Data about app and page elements
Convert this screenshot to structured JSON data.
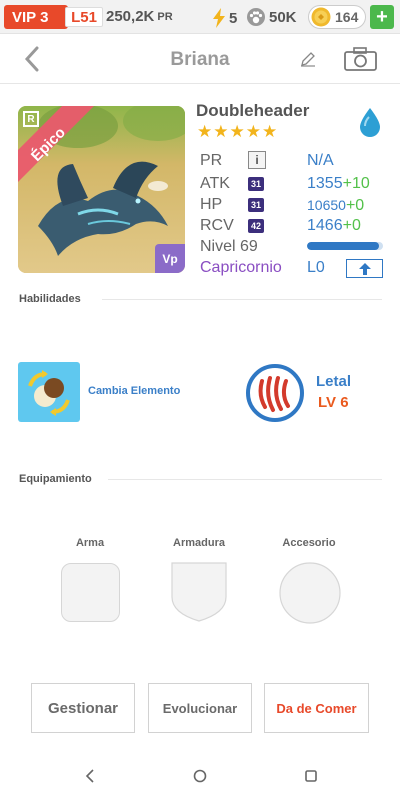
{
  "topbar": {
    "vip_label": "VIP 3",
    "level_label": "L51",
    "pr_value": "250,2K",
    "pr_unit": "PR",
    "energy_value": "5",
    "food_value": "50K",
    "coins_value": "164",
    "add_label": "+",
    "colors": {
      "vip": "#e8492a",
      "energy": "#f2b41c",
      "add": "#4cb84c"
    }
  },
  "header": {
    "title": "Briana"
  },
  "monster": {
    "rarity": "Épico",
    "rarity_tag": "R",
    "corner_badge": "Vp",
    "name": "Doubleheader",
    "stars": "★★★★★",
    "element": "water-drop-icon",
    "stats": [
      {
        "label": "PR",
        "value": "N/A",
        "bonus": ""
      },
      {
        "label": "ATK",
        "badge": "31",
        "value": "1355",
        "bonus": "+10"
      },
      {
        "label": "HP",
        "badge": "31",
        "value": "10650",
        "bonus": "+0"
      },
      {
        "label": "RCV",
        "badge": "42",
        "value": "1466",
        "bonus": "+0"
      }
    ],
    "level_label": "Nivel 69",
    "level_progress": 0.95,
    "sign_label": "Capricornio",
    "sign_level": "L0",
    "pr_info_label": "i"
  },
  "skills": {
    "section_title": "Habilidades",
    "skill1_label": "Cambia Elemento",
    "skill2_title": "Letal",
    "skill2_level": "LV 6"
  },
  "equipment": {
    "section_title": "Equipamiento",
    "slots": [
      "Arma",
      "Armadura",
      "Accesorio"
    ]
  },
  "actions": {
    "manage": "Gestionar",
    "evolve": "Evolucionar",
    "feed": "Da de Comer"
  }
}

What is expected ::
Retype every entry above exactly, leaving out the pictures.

Exercise output ::
Convert this screenshot to structured JSON data.
{
  "topbar": {
    "vip_label": "VIP 3",
    "level_label": "L51",
    "pr_value": "250,2K",
    "pr_unit": "PR",
    "energy_value": "5",
    "food_value": "50K",
    "coins_value": "164",
    "add_label": "+",
    "colors": {
      "vip": "#e8492a",
      "energy": "#f2b41c",
      "add": "#4cb84c"
    }
  },
  "header": {
    "title": "Briana"
  },
  "monster": {
    "rarity": "Épico",
    "rarity_tag": "R",
    "corner_badge": "Vp",
    "name": "Doubleheader",
    "stars": "★★★★★",
    "element": "water-drop-icon",
    "stats": [
      {
        "label": "PR",
        "value": "N/A",
        "bonus": ""
      },
      {
        "label": "ATK",
        "badge": "31",
        "value": "1355",
        "bonus": "+10"
      },
      {
        "label": "HP",
        "badge": "31",
        "value": "10650",
        "bonus": "+0"
      },
      {
        "label": "RCV",
        "badge": "42",
        "value": "1466",
        "bonus": "+0"
      }
    ],
    "level_label": "Nivel 69",
    "level_progress": 0.95,
    "sign_label": "Capricornio",
    "sign_level": "L0",
    "pr_info_label": "i"
  },
  "skills": {
    "section_title": "Habilidades",
    "skill1_label": "Cambia Elemento",
    "skill2_title": "Letal",
    "skill2_level": "LV 6"
  },
  "equipment": {
    "section_title": "Equipamiento",
    "slots": [
      "Arma",
      "Armadura",
      "Accesorio"
    ]
  },
  "actions": {
    "manage": "Gestionar",
    "evolve": "Evolucionar",
    "feed": "Da de Comer"
  }
}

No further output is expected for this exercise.